The name Kent belongs to the early history of Britain, it’s origins lie with the Anglo-Saxons. It is a product of their having lived in the county of Kent. The surname Kent belongs to the large category of Anglo-Saxon habitation names.
Why is Kent motto Invicta?
Theories of origin Roma invicta is a Latin phrase, meaning “Unconquered Rome”, inscribed on a statue in Rome. It was an inspirational motto used until the fall of the Western Roman Empire in 476 AD. As the people of Kent felt that they had chased William away, they adopted “Invicta” as a county motto.
Did the Vikings settle in Kent?

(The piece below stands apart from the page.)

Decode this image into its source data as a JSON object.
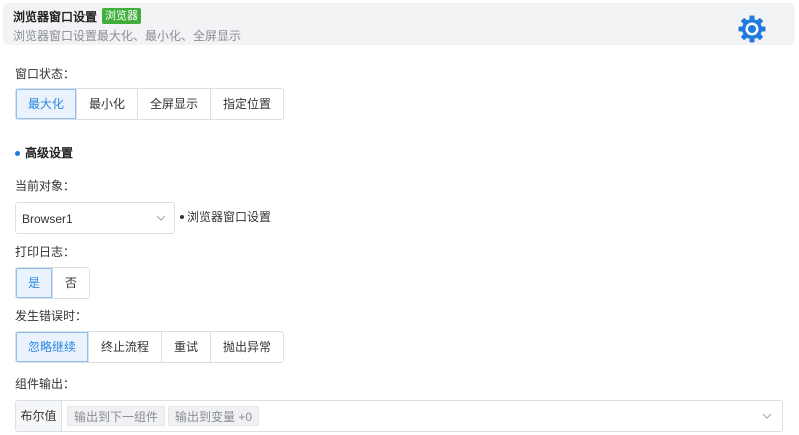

Very little archaeological evidence of the Vikings has been found in Kent but historic texts record extensive raids with one of the first major incidents taking place on Sheppey in 835. Attacks had been going on for the previous decades with the earliest records placing Danes in Kent as early as the 750s.
Did Kent used to be called cent?
The name Kent itself is believed to be of British Celtic origin and the county was known in Old English at different times as Cent, Cent Lond and Centrice, all of which were pronounced with a hard C as ‘Kent’.
Who were the Silurians?
Silures, a powerful people of ancient Britain, occupying much of southeastern Wales. Incited by the king of the Trinovantes tribe, Caratacus, they fiercely resisted the Roman conquest from about ad 48.
Why is Rochester not in Kent?
Why was Rochester demoted? For nearly eight centuries, Rochester held the prestigious title of Kent’s second cathedral city. Awkwardly, this all changed in 1998 when its city status lapsed after forming the Medway unitary authority with its four neighbouring towns (mentioned above).
What makes you a man of Kent?
A Man of Kent and a Kentish Man is an expression often used but the explanation has been given in various ways. Some say that a Man of Kent is a term of high honour while a Kentish Man denotes but an ordinary person. Others contend that the men of west Kent are Men of Kent while those of East Kent are only Kentish Men.
How do we know about Anglo-Saxon Kent?
Knowledge of Anglo-Saxon Kent comes from scholarly study of Late Anglo-Saxon texts such as the Anglo-Saxon Chronicle and the Ecclesiastical History of the English People, as well as archaeological evidence such as that left by early medieval cemeteries and settlements, and toponymical (place-name) evidence.
What ethnic group settled in East Kent?
The primary ethnic group to settle in the area appears to have been the Jutes: they established their Kingdom in East Kent and may initially have been under the dominion of the Kingdom of Francia.
Where did the Romans settle in Kent?
In Kent, archaeological and historical evidence suggests that a large-scale immigration of Germanic peoples did indeed take place. However, some of the Romano-British population likely remained, as the Roman name for the area, Cantiaca, influenced the name of the new Anglo-Saxon kingdom, the Cantware (“dwellers of Kent”).
How many kings of Kent were there?
Various seventh and eighth century documents attest to the fact that Kent was governed by two kings, a dominant one in the east and a subordinate in the west, likely reflecting the earlier divide.